#### Task details:
Which lines in the records below include the word "document"? Report each of them in full.

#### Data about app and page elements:
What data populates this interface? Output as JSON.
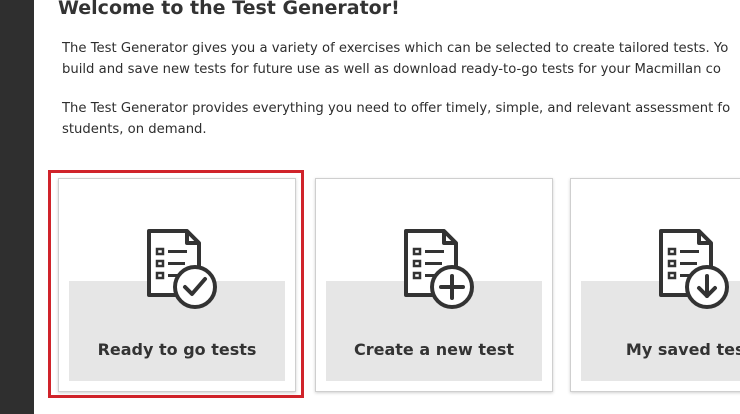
{
  "page": {
    "title": "Welcome to the Test Generator!",
    "intro": {
      "line1": "The Test Generator gives you a variety of exercises which can be selected to create tailored tests. Yo",
      "line2": "build and save new tests for future use as well as download ready-to-go tests for your Macmillan co"
    },
    "description": {
      "line1": "The Test Generator provides everything you need to offer timely, simple, and relevant assessment fo",
      "line2": "students, on demand."
    }
  },
  "cards": [
    {
      "label": "Ready to go tests",
      "icon": "document-check-icon"
    },
    {
      "label": "Create a new test",
      "icon": "document-plus-icon"
    },
    {
      "label": "My saved test",
      "icon": "document-download-icon"
    }
  ],
  "colors": {
    "highlight": "#d0232a",
    "card_background": "#e6e6e6",
    "sidebar": "#2f2f2f"
  }
}
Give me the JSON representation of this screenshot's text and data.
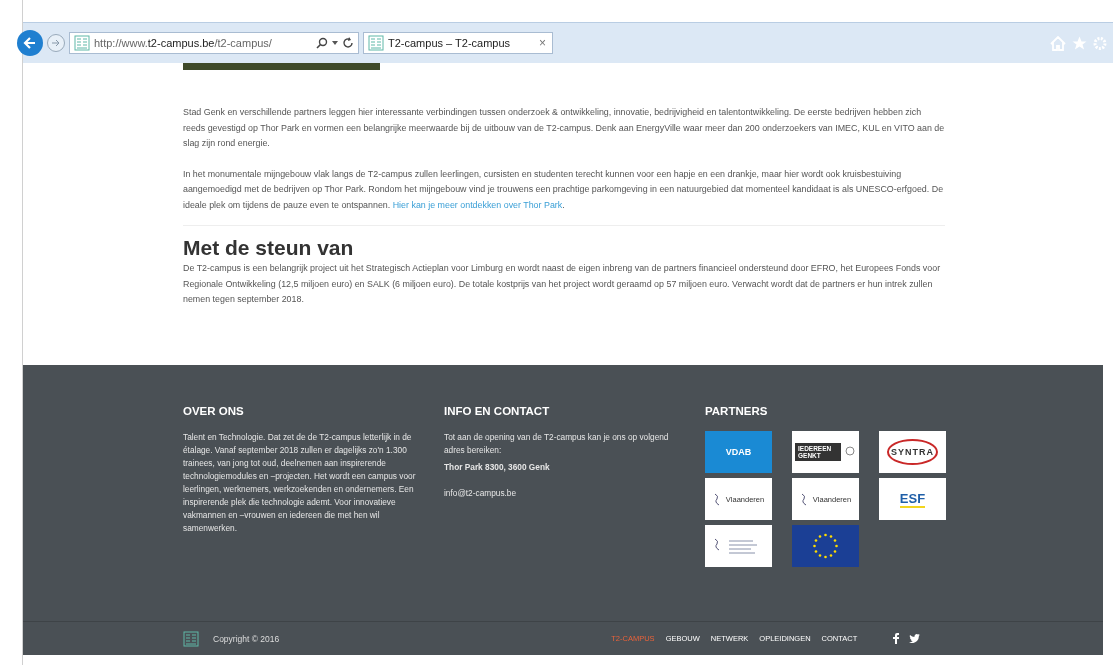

#### Result for this exercise:
      "icon": "document-check-icon"
      "icon": "document-plus-icon"
      "icon": "document-download-icon"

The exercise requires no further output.